▼▼▼

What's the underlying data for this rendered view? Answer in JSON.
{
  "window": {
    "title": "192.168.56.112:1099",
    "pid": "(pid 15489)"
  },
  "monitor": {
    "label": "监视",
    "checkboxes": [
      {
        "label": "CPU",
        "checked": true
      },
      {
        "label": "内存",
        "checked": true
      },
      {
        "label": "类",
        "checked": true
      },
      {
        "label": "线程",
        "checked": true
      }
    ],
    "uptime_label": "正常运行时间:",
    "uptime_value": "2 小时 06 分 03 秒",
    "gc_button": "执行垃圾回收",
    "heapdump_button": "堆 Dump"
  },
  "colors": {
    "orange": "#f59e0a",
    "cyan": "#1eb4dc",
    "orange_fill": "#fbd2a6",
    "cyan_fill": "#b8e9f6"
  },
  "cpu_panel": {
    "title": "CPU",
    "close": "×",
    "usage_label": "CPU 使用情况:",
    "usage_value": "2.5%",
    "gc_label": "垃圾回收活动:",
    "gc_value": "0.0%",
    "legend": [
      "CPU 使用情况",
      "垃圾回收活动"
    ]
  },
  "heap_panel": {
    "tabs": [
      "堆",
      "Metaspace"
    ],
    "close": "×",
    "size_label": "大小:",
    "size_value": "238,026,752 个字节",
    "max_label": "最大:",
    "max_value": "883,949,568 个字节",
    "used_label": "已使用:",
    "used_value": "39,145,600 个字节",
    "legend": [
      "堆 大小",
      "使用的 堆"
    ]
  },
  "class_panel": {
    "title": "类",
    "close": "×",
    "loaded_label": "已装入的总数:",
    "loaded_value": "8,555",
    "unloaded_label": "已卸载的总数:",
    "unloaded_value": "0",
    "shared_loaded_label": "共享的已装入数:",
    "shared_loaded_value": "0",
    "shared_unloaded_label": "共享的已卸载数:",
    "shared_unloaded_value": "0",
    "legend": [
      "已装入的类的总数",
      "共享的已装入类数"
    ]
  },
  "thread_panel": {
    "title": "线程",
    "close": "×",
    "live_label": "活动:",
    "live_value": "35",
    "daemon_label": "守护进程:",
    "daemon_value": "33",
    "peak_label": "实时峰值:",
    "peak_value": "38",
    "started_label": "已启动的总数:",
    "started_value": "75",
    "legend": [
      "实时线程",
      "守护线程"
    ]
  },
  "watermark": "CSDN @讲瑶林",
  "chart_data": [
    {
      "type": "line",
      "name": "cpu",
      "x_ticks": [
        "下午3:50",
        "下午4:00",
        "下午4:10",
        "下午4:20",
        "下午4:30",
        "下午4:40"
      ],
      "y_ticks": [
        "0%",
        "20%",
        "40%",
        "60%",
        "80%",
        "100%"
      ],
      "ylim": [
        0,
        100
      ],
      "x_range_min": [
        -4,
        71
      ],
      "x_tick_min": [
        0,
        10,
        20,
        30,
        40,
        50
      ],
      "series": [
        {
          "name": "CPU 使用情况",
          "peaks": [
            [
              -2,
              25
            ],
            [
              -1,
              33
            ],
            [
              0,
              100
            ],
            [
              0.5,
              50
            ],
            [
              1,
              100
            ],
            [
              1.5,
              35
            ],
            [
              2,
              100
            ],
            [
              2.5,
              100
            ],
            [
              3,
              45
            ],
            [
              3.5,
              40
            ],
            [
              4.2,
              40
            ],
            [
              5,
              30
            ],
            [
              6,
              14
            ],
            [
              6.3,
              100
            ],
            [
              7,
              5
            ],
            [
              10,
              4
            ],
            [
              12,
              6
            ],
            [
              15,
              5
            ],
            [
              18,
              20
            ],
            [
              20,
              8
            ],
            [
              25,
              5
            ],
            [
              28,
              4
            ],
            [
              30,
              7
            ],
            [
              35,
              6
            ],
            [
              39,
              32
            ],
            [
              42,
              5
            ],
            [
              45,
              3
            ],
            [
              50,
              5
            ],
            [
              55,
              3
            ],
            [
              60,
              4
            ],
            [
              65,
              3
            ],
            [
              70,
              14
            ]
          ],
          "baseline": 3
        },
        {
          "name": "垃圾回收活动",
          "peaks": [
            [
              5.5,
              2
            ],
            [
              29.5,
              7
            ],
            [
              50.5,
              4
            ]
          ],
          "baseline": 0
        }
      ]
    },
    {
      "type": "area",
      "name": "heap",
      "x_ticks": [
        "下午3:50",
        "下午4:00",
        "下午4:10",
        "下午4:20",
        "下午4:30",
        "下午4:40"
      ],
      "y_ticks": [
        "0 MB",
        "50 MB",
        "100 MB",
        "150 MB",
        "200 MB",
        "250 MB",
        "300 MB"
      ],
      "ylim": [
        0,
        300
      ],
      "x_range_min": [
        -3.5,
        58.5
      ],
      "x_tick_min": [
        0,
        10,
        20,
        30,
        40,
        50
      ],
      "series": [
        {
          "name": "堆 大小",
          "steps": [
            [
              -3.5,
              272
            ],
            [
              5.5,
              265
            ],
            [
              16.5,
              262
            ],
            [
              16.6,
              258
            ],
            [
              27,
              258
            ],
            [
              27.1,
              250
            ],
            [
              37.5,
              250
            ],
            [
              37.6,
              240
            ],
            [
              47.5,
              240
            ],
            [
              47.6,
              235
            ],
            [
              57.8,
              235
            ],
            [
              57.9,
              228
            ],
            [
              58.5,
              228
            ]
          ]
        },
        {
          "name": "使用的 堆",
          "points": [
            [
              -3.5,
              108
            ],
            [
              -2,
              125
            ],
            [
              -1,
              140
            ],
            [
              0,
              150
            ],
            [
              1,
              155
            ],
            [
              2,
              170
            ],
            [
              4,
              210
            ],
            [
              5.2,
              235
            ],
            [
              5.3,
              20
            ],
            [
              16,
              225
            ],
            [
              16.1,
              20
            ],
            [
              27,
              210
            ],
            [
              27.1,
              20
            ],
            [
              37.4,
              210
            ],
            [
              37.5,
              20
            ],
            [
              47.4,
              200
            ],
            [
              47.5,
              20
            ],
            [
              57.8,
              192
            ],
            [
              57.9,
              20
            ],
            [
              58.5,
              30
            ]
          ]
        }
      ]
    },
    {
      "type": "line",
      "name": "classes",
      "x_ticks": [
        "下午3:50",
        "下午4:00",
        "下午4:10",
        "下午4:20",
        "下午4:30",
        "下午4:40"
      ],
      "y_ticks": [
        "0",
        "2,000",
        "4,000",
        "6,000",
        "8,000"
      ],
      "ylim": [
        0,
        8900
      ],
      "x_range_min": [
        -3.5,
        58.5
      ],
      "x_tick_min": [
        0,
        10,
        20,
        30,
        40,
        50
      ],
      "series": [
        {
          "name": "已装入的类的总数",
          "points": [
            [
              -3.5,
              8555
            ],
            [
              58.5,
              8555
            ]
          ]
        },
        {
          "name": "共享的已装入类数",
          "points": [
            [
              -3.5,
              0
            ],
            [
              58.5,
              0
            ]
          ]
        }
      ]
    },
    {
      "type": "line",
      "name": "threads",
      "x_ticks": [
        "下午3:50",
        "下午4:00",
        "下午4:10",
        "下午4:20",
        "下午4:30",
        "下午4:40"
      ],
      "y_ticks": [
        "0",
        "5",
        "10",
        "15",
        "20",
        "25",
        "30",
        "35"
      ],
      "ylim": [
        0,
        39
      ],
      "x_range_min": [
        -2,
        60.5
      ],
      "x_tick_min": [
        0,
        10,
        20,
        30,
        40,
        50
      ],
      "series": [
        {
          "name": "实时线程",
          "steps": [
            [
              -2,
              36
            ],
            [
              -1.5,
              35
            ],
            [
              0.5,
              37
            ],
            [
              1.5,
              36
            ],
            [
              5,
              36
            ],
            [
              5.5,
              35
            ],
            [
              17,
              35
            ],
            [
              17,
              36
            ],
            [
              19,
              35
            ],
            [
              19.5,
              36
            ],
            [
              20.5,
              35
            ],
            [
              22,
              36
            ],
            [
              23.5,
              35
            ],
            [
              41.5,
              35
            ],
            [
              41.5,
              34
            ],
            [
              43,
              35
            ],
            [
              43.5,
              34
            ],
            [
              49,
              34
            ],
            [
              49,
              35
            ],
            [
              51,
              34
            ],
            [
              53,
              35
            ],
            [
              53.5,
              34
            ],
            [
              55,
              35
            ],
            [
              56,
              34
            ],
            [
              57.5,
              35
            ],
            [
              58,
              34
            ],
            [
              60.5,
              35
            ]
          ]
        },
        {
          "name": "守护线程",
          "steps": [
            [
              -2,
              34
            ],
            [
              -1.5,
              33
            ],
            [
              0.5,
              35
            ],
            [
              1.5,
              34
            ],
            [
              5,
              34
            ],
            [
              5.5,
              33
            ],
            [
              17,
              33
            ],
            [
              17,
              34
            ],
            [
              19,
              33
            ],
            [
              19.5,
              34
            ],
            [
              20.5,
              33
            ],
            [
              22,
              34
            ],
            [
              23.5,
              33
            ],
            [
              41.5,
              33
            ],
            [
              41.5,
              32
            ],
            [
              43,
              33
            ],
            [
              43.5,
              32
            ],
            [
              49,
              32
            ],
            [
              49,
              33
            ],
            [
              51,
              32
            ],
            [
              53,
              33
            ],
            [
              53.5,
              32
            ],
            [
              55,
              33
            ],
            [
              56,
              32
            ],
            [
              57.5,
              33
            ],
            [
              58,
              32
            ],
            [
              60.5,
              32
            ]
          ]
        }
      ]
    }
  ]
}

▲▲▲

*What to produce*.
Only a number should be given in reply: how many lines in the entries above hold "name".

*Expected answer*.
12